We ask you only to meditate on the importance of the hostages, not as political pawns, but rather as human victims whose experience of terror and injustice has caught the country's and the world's imagination. What has been so heartening is that the sense of their misfortune and the widespread anger it has generated have withstood the inevitable sophistries that those gifted with superficial, witless and cynical minds have regularly offered up. As, for example, the relative insignificance of the hostages when you count them -- 50 persons held hostages, compared with 50,000 American dead in Indochina and however many dead the people who ply this line like to throw in from scenes of 20th-century carnage around the world.
This approach is dismissive. In suggesting that only vast numbers of victims and high degrees of goriness can qualify as suffering worthy of public consternation, the "quantifiers" of anguish merely prove that nothing matters. If it takes hundreds or hundreds of thousands of human casualties to count, what is even being counted? Does the cruelty inflicted on a single human being matter or doesn't it? It is our observation that generally those who use whatever outrage or tragdey is at hand to point to another larger one that has gone unnoted are not arguing for heightened attention to the plight of those numerous others -- they are only suggesting that the subject be changed.

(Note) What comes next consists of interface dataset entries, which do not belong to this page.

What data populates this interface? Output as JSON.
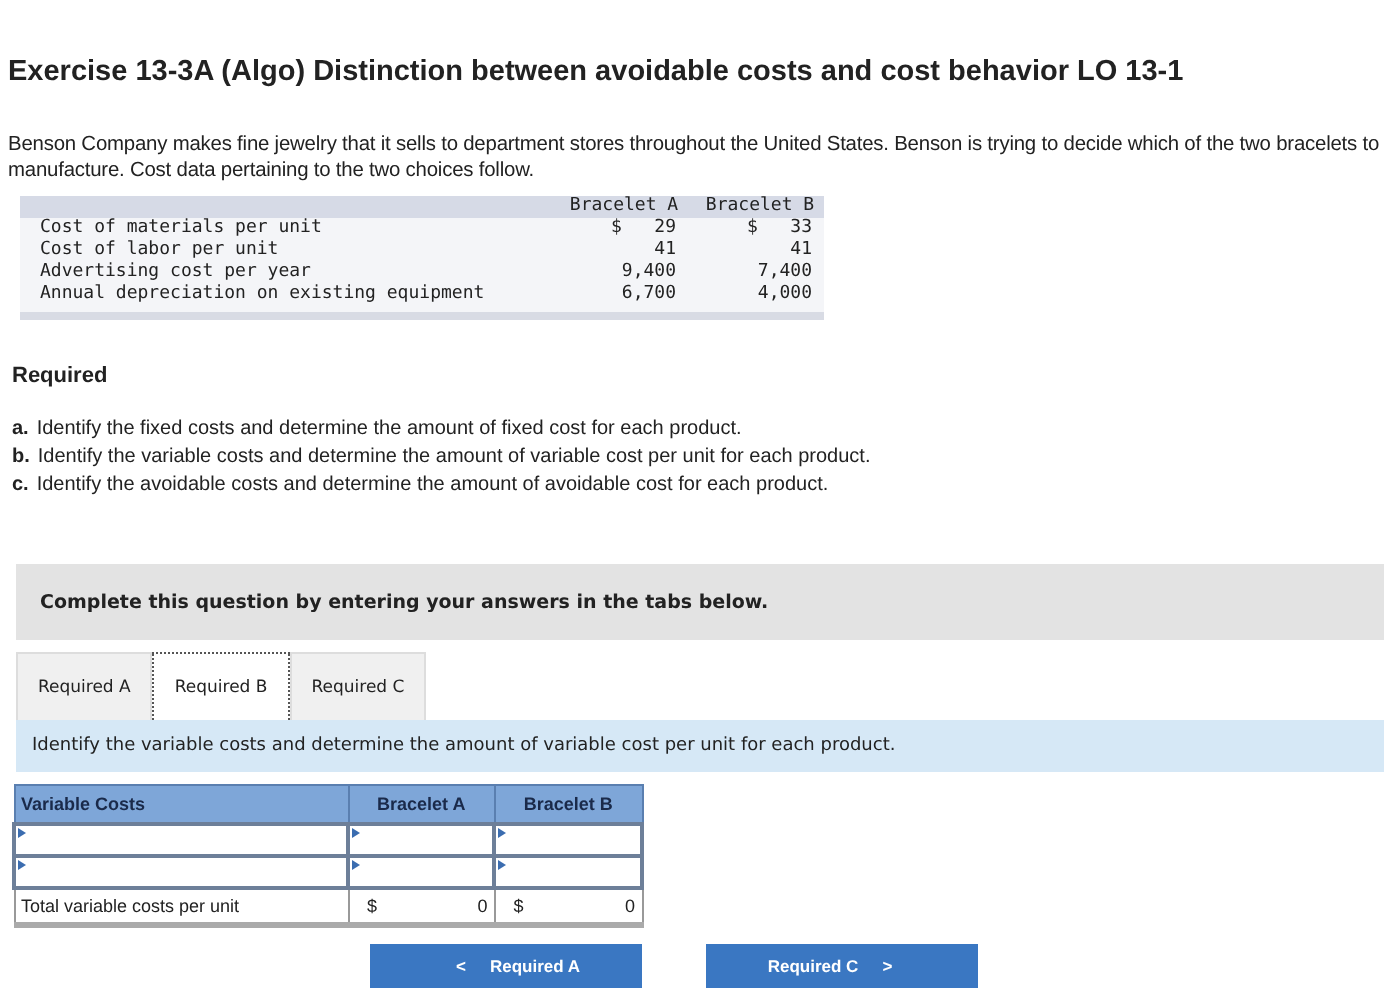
{
  "title": "Exercise 13-3A (Algo) Distinction between avoidable costs and cost behavior LO 13-1",
  "intro": "Benson Company makes fine jewelry that it sells to department stores throughout the United States. Benson is trying to decide which of the two bracelets to manufacture. Cost data pertaining to the two choices follow.",
  "cost_table": {
    "columns": [
      "Bracelet A",
      "Bracelet B"
    ],
    "rows": [
      {
        "label": "Cost of materials per unit",
        "values": [
          "$   29",
          "$   33"
        ]
      },
      {
        "label": "Cost of labor per unit",
        "values": [
          "41",
          "41"
        ]
      },
      {
        "label": "Advertising cost per year",
        "values": [
          "9,400",
          "7,400"
        ]
      },
      {
        "label": "Annual depreciation on existing equipment",
        "values": [
          "6,700",
          "4,000"
        ]
      }
    ]
  },
  "required_heading": "Required",
  "requirements": [
    {
      "letter": "a.",
      "text": "Identify the fixed costs and determine the amount of fixed cost for each product."
    },
    {
      "letter": "b.",
      "text": "Identify the variable costs and determine the amount of variable cost per unit for each product."
    },
    {
      "letter": "c.",
      "text": "Identify the avoidable costs and determine the amount of avoidable cost for each product."
    }
  ],
  "banner": "Complete this question by entering your answers in the tabs below.",
  "tabs": [
    {
      "label": "Required A",
      "selected": false
    },
    {
      "label": "Required B",
      "selected": true
    },
    {
      "label": "Required C",
      "selected": false
    }
  ],
  "instruction": "Identify the variable costs and determine the amount of variable cost per unit for each product.",
  "answer_table": {
    "columns": [
      "Variable Costs",
      "Bracelet A",
      "Bracelet B"
    ],
    "input_rows": [
      {
        "kind": "entry"
      },
      {
        "kind": "entry"
      }
    ],
    "total": {
      "label": "Total variable costs per unit",
      "cells": [
        {
          "currency": "$",
          "value": "0"
        },
        {
          "currency": "$",
          "value": "0"
        }
      ]
    }
  },
  "nav": [
    {
      "kind": "prev",
      "glyph": "<",
      "label": "Required A"
    },
    {
      "kind": "next",
      "glyph": ">",
      "label": "Required C"
    }
  ]
}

The subject of the hostages should not be changed until they are all home -- and even then the subject should not be dropped. But for now, for Christmas Day, it seems enough just to observe that they have at once remained, in the public mind, maltreated individuals and in some sense, by virtue of that, sorrowful emblems of suffering and injustice elsewhere. Concern for such people does not limit your sympathies or narrow your ability to imagine the plight of people in other, perhaps far worse, circumstances.It enlarges that capacity and makes the result more vivid, more real. Let us think about the hostages today.